__Exercise data__.
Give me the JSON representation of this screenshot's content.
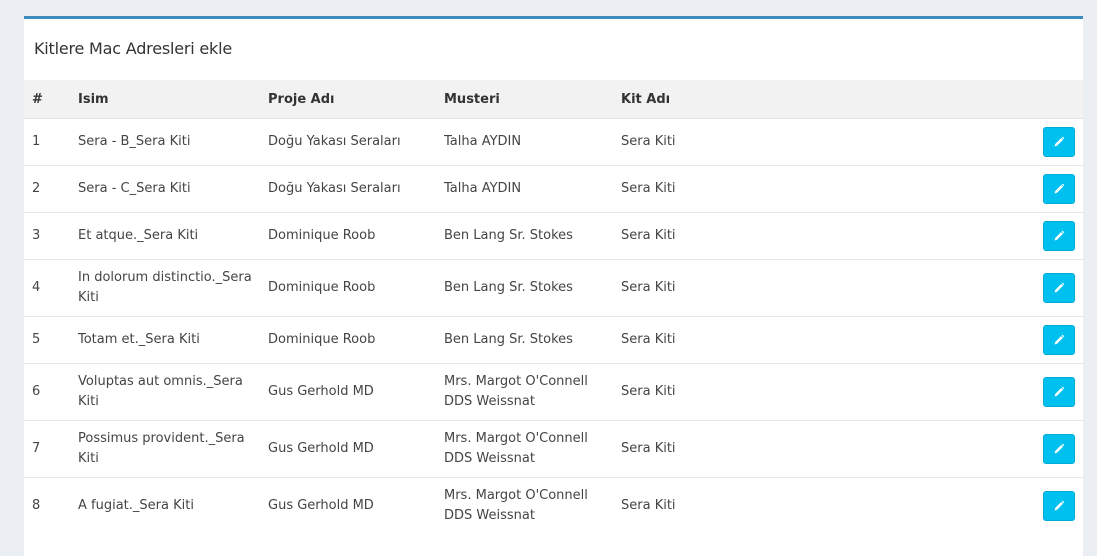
{
  "card": {
    "title": "Kitlere Mac Adresleri ekle"
  },
  "table": {
    "headers": {
      "num": "#",
      "isim": "Isim",
      "proje": "Proje Adı",
      "musteri": "Musteri",
      "kit": "Kit Adı"
    },
    "rows": [
      {
        "num": "1",
        "isim": "Sera - B_Sera Kiti",
        "proje": "Doğu Yakası Seraları",
        "musteri": "Talha AYDIN",
        "kit": "Sera Kiti"
      },
      {
        "num": "2",
        "isim": "Sera - C_Sera Kiti",
        "proje": "Doğu Yakası Seraları",
        "musteri": "Talha AYDIN",
        "kit": "Sera Kiti"
      },
      {
        "num": "3",
        "isim": "Et atque._Sera Kiti",
        "proje": "Dominique Roob",
        "musteri": "Ben Lang Sr. Stokes",
        "kit": "Sera Kiti"
      },
      {
        "num": "4",
        "isim": "In dolorum distinctio._Sera Kiti",
        "proje": "Dominique Roob",
        "musteri": "Ben Lang Sr. Stokes",
        "kit": "Sera Kiti"
      },
      {
        "num": "5",
        "isim": "Totam et._Sera Kiti",
        "proje": "Dominique Roob",
        "musteri": "Ben Lang Sr. Stokes",
        "kit": "Sera Kiti"
      },
      {
        "num": "6",
        "isim": "Voluptas aut omnis._Sera Kiti",
        "proje": "Gus Gerhold MD",
        "musteri": "Mrs. Margot O'Connell DDS Weissnat",
        "kit": "Sera Kiti"
      },
      {
        "num": "7",
        "isim": "Possimus provident._Sera Kiti",
        "proje": "Gus Gerhold MD",
        "musteri": "Mrs. Margot O'Connell DDS Weissnat",
        "kit": "Sera Kiti"
      },
      {
        "num": "8",
        "isim": "A fugiat._Sera Kiti",
        "proje": "Gus Gerhold MD",
        "musteri": "Mrs. Margot O'Connell DDS Weissnat",
        "kit": "Sera Kiti"
      }
    ],
    "row_action_icon": "pencil-icon"
  },
  "colors": {
    "card_top_border": "#3c8dbc",
    "edit_button": "#00c0ef",
    "page_background": "#ebeef3",
    "header_background": "#f2f2f2"
  }
}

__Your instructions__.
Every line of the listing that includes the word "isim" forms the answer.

__Exercise answer__.
      "isim": "Isim",
        "isim": "Sera - B_Sera Kiti",
        "isim": "Sera - C_Sera Kiti",
        "isim": "Et atque._Sera Kiti",
        "isim": "In dolorum distinctio._Sera Kiti",
        "isim": "Totam et._Sera Kiti",
        "isim": "Voluptas aut omnis._Sera Kiti",
        "isim": "Possimus provident._Sera Kiti",
        "isim": "A fugiat._Sera Kiti",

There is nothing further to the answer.